* _EXERCISE_
Where the records below have a line with "title", that line is to be copied.
╭─ SUPPLIED RECORDS
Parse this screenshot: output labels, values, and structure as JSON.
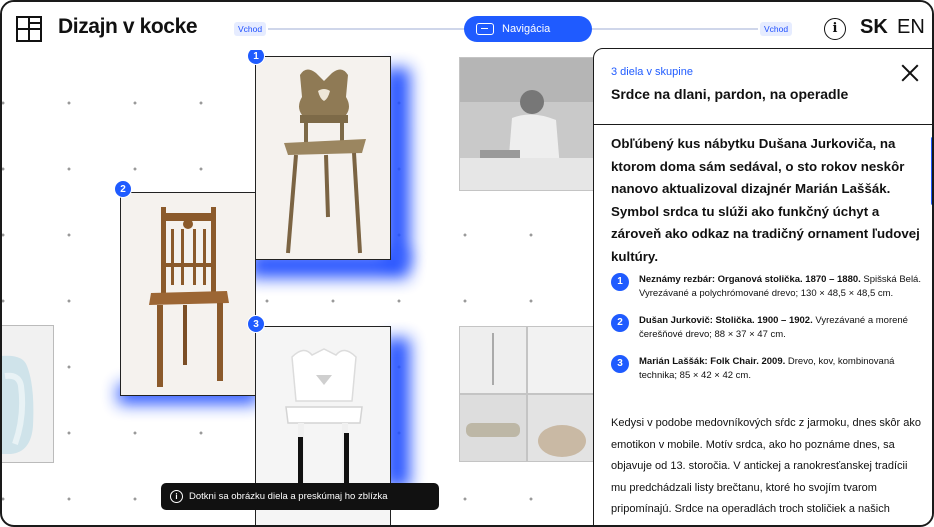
{
  "header": {
    "logo_text": "Dizajn v kocke",
    "left_chip": "Vchod",
    "nav_label": "Navigácia",
    "right_chip": "Vchod",
    "info_glyph": "i",
    "lang_active": "SK",
    "lang_other": "EN"
  },
  "canvas": {
    "badges": [
      "1",
      "2",
      "3"
    ],
    "tooltip": "Dotkni sa obrázku diela a preskúmaj ho zblízka",
    "tooltip_glyph": "i"
  },
  "panel": {
    "group_count": "3 diela v skupine",
    "title": "Srdce na dlani, pardon, na operadle",
    "lead": "Obľúbený kus nábytku Dušana Jurkoviča, na ktorom doma sám sedával, o sto rokov neskôr nanovo aktualizoval dizajnér Marián Laššák. Symbol srdca tu slúži ako funkčný úchyt a zároveň ako odkaz na tradičný ornament ľudovej kultúry.",
    "works": [
      {
        "num": "1",
        "title": "Neznámy rezbár: Organová stolička. 1870 – 1880.",
        "details": "Spišská Belá. Vyrezávané a polychrómované drevo; 130 × 48,5 × 48,5 cm."
      },
      {
        "num": "2",
        "title": "Dušan Jurkovič: Stolička. 1900 – 1902.",
        "details": "Vyrezávané a morené čerešňové drevo; 88 × 37 × 47 cm."
      },
      {
        "num": "3",
        "title": "Marián Laššák: Folk Chair. 2009.",
        "details": "Drevo, kov, kombinovaná technika; 85 × 42 × 42 cm."
      }
    ],
    "body": "Kedysi v podobe medovníkových sŕdc z jarmoku, dnes skôr ako emotikon v mobile. Motív srdca, ako ho poznáme dnes, sa objavuje od 13. storočia. V antickej a ranokresťanskej tradícii mu predchádzali listy brečtanu, ktoré ho svojím tvarom pripomínajú. Srdce na operadlách troch stoličiek a našich obrazk"
  },
  "colors": {
    "accent": "#1f5bff",
    "glow": "#1f4dff",
    "tooltip_bg": "#111111"
  }
}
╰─
* _ANSWER FOR THE TASK_
    "title": "Srdce na dlani, pardon, na operadle",
        "title": "Neznámy rezbár: Organová stolička. 1870 – 1880.",
        "title": "Dušan Jurkovič: Stolička. 1900 – 1902.",
        "title": "Marián Laššák: Folk Chair. 2009.",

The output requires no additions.